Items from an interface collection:

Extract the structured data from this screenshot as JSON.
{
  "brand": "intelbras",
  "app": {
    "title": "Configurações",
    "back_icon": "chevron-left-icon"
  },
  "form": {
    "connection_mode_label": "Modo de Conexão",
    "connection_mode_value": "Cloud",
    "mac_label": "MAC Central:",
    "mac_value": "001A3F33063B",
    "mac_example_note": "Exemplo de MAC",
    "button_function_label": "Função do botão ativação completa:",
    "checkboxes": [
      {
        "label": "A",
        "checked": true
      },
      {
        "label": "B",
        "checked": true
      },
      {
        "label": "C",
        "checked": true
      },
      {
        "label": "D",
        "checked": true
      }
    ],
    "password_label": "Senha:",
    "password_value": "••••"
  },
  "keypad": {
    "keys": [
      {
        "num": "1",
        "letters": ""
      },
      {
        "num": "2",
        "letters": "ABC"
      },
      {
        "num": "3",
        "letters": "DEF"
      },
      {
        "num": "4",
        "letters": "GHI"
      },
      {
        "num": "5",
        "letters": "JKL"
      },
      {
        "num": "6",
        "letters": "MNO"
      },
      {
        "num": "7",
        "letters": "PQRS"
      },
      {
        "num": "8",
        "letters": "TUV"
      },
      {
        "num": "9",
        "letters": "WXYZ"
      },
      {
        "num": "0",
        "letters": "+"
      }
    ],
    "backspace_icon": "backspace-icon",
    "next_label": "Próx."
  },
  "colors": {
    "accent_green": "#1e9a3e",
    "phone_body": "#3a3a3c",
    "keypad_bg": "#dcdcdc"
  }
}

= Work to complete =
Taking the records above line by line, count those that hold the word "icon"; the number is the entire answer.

= Output for this task =
2